Laws were in place for much of the 18th and 19th century denying married women the right to her own property, the right to vote, the right to keep her wages. She was expected to get married, and expected to take care of the home and care for babies. She was in the care of her father, and then her husband, and finally her sons; she never really got a chance to do things herself. Only if there were no men around (and if she was single) was she able to achieve some semblance of independence.
Women were denied entry to numerous institutions, denied access to many careers, especially science-related fields such as medicine. Elizabeth Blackwell was only accepted into medical school in the US by a fluke of chance — the dean took her acceptance up for a vote, and if one male student (the male being superfluous at the time) objected, she would have been denied entry. The male students there thought it a joke and unanimously voted to accept her. If a woman achieved, she was not given credit, hidden by all of the male faces that accepted the awards and the acclaim for her work (see: Rosalind Franklin). Recognition for her work might take decades to surface; Franklin’s work was acknowledged as hers 25 years later, and that was buried under Watson’s descriptions of his negative regard for her in his book The Double Helix. By then she was dead.
Women were thought to be too stupid, too irrational, too emotional, too fragile, and hence all of the sexism and misogyny and restrictions regarding her agency made sense.
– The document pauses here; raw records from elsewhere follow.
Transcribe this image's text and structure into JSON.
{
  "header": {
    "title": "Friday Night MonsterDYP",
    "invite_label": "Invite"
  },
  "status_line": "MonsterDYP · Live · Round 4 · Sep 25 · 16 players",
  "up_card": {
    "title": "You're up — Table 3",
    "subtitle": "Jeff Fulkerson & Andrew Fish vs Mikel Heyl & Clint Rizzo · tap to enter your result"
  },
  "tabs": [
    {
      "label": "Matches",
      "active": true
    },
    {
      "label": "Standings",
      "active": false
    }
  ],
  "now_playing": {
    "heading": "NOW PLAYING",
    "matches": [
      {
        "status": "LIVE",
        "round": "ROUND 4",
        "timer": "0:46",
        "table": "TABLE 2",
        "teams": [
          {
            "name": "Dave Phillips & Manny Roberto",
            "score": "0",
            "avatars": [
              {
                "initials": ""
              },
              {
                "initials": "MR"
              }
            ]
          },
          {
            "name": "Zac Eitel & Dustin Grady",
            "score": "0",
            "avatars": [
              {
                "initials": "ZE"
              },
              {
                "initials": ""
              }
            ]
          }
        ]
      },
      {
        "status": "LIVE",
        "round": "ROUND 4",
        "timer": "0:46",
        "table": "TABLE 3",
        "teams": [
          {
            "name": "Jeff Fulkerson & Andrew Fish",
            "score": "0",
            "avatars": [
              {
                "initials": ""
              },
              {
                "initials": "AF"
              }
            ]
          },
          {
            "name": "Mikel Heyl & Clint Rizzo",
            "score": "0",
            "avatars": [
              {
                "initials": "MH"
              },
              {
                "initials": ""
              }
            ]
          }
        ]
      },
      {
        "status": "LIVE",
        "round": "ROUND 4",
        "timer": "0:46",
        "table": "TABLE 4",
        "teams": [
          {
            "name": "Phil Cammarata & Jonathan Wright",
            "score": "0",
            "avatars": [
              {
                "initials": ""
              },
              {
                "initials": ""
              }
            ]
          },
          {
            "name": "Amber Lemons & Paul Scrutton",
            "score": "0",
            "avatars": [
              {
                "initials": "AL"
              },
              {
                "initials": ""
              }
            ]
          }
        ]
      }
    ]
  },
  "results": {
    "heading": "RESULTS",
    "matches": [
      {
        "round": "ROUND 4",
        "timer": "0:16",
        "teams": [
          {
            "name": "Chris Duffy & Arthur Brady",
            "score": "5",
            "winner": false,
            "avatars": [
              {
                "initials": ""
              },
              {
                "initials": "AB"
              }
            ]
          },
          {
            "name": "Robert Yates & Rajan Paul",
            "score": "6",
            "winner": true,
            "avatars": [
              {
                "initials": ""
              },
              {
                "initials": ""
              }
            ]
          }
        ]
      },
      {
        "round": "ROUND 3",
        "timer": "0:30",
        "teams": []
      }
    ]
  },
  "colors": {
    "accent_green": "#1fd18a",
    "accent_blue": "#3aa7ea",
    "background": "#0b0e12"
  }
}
Women are seen as bodies, sex objects, and hence all of the men feel entitled to treat her as a potential date/sex buddy and not as a coworker. If she refuses, it’s a insult to him and she must be a bitch!
Unfortunately, this attitude STILL exists today. And why? Because they were (and still are by many misogynists) seen as inferior and as sex objects.
And unfortunately this is the reason why women are often discouraged from STEM.
Throughout history, if women did something of note, her contributions were hidden and credit was given to the men. If she failed, she represented all women, the face of inferiority and stupidity as shown in the xkcd comic that opens this post.
In science and history classes, we hear a large amount of amazing men who contributed to science and technology, making civilization better. We know of Crick and Watson, Charles Darwin, Ernest Rutherford, Mendel, Steve Jobs, Bill Gates, Mark Zuckerberg, etc. But where are the women? Where is Ada Lovelace, Grace Hopper, Lise Meitner, Emmy Noether, and others?
The one female scientist that everyone knows about is Marie Curie. But is she the only person that we should be looking up to as women wanting to work in STEM?
I think not.
We can totally do better in encouraging women to take on STEM.
Give us Lovelace, give us Hopper, Meitner, Noether. Give us encouragement. Treat us as people, as equals working for the same goal. Give us credit for our work. Recognize the women who worked in (and improved) STEM throughout history. Treat us as individuals with distinct personalities, not as representatives of an entire monolithic group. Treat us as your fellow coworkers, not as your potential date.
And leave the misogyny and the sexist attitudes at home.